The euro may take pundits by surprise next year by climbing faster than expected.
The common currency is seen rising to $1.12 by March before a steady ascent to $1.16 by the end of 2020, up from around $1.1065 now, according to a Bloomberg survey. Yet some analysts could be underestimating the prospects for fiscal stimulus, a growing chorus against the European Central Bank’s sub-zero interest rates and the potential for a pick-up in volatility that would threaten the viability of using the euro as a funding currency for carry trades.
An increasing number of banks are becoming more optimistic on the euro’s 2020 prospects. Morgan Stanley is the most bullish on Wall Street, betting on the euro rallying nearly 5% to $1.16 in the first quarter as one of its top trades. ABN Amro Bank NV and Commerzbank AG also see a faster climb to $1.14 by March, as the region’s economy stabilises and Brexit uncertainty fades. And options traders are betting on gains for the common currency.
The new ECB President Christine Lagarde, who will give her first policy meeting announcement on Thursday, seems focused on the need for greater fiscal stimulus to tackle the region’s growth and inflation troubles. She has acknowledged that “the ECB’s accommodative policy stance has been a key driver of domestic demand during the recovery, and that stance remains in place,” which in theory supports bets on further interest-rate cuts next year, as current market pricing suggests.
This sub-zero monetary stance is being increasingly challenged by euro-zone finance chiefs, complaining about its detrimental impact on savings and pension systems. And they are not alone. Pacific Investment Management Co warns that negative rates may be doing more harm than good as they squeeze banks’ profitability, depress market returns and create a “money illusion” in which savers feel poorer and thus cut consumption.

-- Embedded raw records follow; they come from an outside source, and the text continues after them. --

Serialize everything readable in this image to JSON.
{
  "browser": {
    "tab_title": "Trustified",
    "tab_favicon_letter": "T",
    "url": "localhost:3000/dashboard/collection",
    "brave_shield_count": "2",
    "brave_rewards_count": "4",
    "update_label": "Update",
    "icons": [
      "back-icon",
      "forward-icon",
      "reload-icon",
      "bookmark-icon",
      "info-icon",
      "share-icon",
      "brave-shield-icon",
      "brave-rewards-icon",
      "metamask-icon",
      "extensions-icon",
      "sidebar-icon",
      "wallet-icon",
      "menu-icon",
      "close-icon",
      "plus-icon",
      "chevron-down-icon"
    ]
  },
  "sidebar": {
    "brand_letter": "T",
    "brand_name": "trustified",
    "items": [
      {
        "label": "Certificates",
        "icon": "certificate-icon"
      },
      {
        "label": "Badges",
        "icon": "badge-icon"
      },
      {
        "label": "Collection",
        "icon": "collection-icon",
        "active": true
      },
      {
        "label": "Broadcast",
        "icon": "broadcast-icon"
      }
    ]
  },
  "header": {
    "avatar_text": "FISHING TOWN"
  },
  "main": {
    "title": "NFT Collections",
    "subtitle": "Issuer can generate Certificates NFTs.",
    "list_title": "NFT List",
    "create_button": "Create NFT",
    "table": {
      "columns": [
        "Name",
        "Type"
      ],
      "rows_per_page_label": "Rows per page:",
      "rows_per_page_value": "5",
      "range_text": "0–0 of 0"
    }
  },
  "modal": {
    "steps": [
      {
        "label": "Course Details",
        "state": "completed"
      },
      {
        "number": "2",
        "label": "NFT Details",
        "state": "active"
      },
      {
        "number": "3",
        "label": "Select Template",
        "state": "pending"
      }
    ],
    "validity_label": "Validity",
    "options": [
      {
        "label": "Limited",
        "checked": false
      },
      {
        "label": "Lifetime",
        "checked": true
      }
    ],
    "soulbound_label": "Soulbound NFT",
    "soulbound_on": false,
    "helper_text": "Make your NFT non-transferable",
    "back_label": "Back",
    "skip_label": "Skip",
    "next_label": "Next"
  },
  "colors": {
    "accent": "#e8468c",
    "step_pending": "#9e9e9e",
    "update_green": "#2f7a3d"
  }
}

Policy makers counter that negative rates wouldn’t last so long if governments did more to stimulate their economies. The ECB may end up tweaking its inflation goal to 2% over the medium term, which could finally result in a pick-up in inflation expectations. Then the market may need to start pricing in a move away from negative interest rates, effectively reducing the euro’s allure as a funding currency.
This year, the potential for a euro rally — as predicted by strategists at the start of 2019 — has been suppressed by the use of euro as a funding